Wherever a line of the listing holds the string "toggle", copy that line.
━━━
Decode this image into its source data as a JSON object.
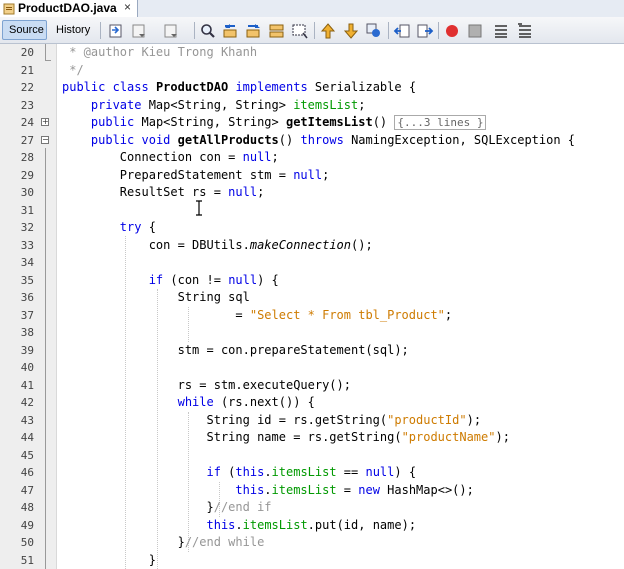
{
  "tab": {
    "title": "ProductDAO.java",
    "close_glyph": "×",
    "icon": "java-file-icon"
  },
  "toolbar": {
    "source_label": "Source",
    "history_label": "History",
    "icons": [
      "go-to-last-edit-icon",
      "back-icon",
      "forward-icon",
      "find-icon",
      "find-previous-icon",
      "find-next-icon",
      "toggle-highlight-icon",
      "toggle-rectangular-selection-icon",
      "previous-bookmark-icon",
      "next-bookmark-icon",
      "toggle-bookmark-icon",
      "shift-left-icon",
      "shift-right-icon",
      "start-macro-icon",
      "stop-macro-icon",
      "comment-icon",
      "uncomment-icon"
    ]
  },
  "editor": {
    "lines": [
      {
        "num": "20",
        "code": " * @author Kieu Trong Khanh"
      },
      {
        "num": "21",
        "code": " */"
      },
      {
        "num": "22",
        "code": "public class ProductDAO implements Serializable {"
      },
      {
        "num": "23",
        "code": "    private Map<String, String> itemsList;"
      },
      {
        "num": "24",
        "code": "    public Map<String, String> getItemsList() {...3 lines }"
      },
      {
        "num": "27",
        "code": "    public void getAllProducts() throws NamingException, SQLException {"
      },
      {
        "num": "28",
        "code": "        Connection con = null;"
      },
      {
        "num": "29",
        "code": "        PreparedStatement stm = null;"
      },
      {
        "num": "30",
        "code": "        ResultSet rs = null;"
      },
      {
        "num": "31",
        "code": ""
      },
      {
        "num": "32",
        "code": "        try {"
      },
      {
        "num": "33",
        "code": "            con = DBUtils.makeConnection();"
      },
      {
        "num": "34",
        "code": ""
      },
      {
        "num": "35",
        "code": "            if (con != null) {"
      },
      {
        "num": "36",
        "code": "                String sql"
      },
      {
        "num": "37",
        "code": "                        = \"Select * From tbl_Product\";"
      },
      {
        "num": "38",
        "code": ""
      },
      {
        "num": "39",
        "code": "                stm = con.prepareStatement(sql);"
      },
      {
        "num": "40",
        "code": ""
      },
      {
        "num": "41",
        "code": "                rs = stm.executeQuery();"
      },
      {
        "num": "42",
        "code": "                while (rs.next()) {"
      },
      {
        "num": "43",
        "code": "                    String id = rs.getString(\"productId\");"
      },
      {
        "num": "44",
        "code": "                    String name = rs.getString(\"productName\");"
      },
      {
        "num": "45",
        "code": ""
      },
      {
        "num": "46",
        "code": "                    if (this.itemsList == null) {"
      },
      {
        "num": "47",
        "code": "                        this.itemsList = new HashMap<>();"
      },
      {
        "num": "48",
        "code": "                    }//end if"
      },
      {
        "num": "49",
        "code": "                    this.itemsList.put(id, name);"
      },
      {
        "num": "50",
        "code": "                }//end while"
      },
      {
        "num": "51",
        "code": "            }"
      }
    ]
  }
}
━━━
• OUTPUT FOR THIS TASK:
      "toggle-highlight-icon",
      "toggle-rectangular-selection-icon",
      "toggle-bookmark-icon",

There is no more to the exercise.